* What is expected *
Find the word "Weitere" in the data. Return every line where it appears.

(Data records for software interfaces)
+ + +

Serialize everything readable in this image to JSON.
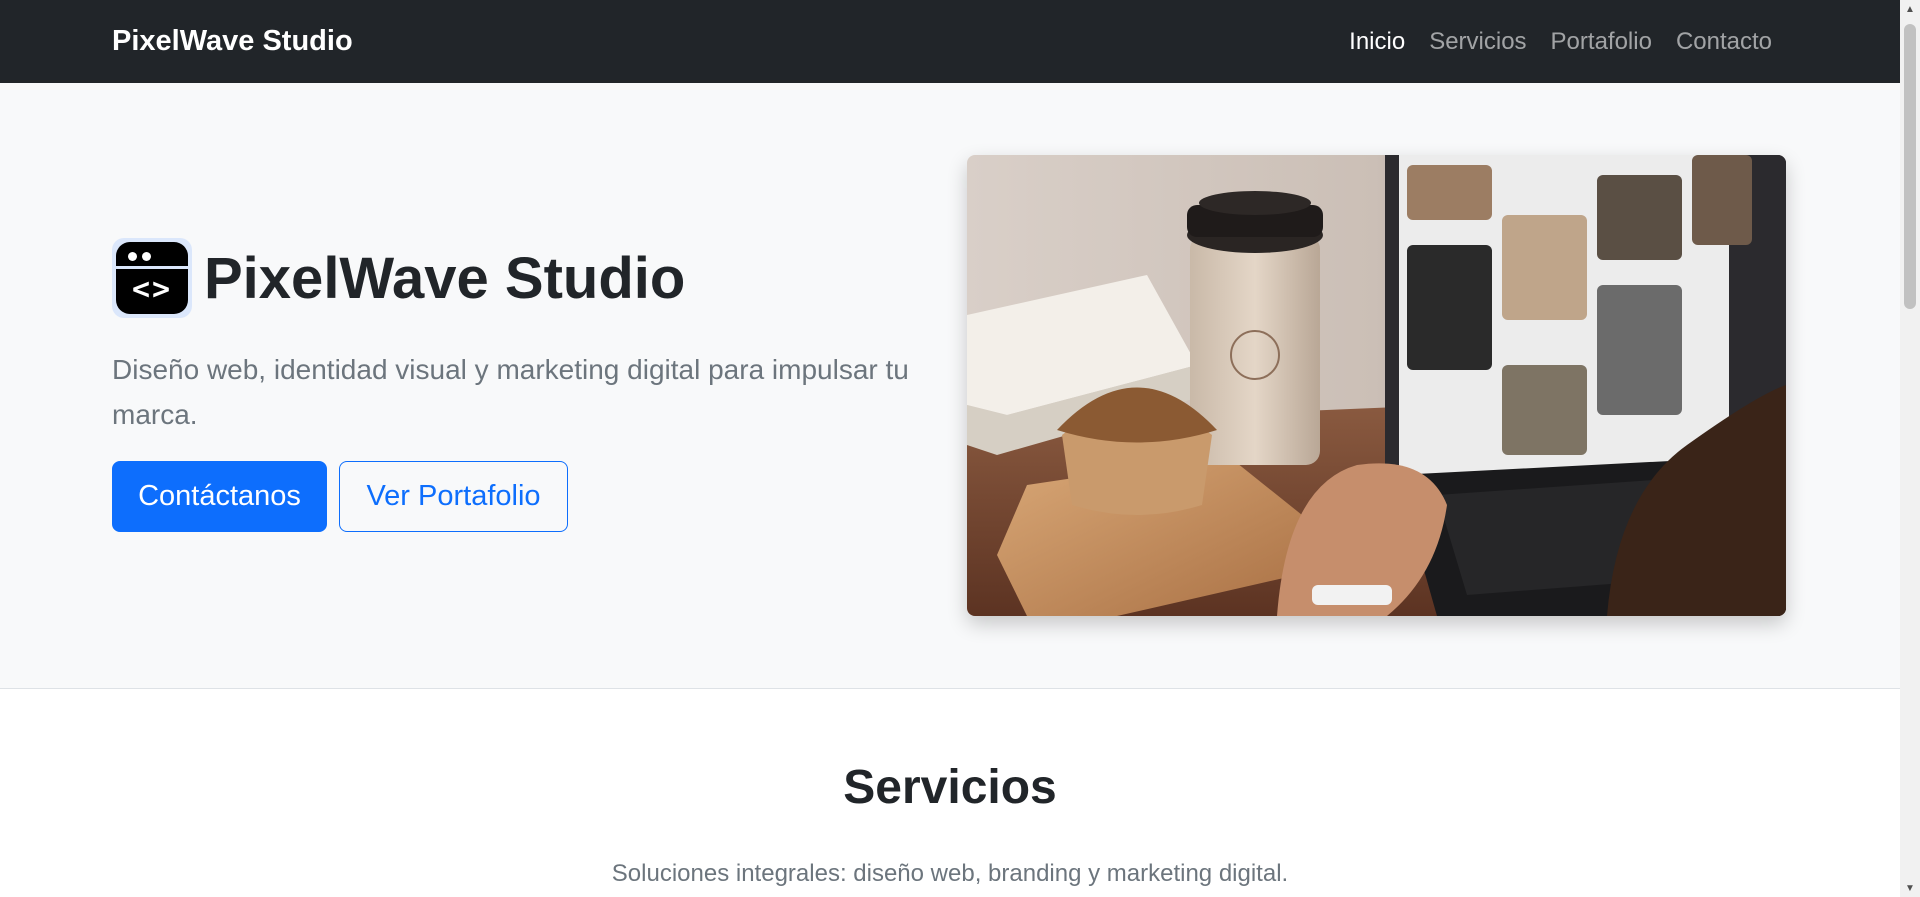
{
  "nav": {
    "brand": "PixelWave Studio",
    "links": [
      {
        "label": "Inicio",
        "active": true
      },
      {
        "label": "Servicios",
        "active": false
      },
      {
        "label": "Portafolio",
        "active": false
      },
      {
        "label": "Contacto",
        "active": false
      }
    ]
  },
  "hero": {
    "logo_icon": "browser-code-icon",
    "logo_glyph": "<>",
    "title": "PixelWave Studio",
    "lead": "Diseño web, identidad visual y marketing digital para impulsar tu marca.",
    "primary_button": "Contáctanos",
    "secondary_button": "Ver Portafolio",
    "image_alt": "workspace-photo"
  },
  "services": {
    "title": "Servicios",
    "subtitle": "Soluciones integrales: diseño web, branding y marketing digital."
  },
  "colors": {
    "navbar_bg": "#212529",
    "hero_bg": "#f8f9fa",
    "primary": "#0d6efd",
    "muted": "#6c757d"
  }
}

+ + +

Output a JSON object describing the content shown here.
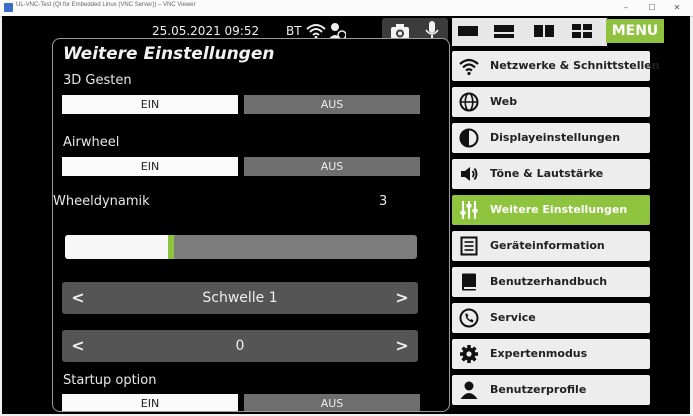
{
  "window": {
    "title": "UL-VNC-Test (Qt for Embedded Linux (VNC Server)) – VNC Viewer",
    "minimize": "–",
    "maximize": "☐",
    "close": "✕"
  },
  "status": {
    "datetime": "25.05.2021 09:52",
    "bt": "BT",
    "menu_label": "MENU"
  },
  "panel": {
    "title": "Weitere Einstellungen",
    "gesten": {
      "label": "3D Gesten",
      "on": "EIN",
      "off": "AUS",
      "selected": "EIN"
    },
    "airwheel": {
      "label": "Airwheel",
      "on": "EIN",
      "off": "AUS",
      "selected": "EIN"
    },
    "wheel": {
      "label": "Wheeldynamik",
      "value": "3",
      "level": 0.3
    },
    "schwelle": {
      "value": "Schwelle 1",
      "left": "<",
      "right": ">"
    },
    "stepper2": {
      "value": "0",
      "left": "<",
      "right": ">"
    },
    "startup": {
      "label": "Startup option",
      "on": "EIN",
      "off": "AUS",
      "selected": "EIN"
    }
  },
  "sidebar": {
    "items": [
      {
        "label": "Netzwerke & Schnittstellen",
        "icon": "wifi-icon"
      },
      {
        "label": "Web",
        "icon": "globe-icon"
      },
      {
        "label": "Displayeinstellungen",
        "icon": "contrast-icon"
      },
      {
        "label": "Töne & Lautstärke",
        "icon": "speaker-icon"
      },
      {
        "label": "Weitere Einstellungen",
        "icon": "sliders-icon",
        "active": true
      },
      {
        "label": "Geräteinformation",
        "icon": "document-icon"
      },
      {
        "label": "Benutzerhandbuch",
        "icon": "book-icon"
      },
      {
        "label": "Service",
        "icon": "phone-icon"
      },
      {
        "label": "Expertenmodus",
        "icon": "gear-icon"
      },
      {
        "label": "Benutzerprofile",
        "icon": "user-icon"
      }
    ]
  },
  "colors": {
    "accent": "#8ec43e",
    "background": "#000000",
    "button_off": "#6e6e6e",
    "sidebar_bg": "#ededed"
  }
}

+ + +

* Output *
    "title": "Weitere Einstellungen",
        "label": "Weitere Einstellungen",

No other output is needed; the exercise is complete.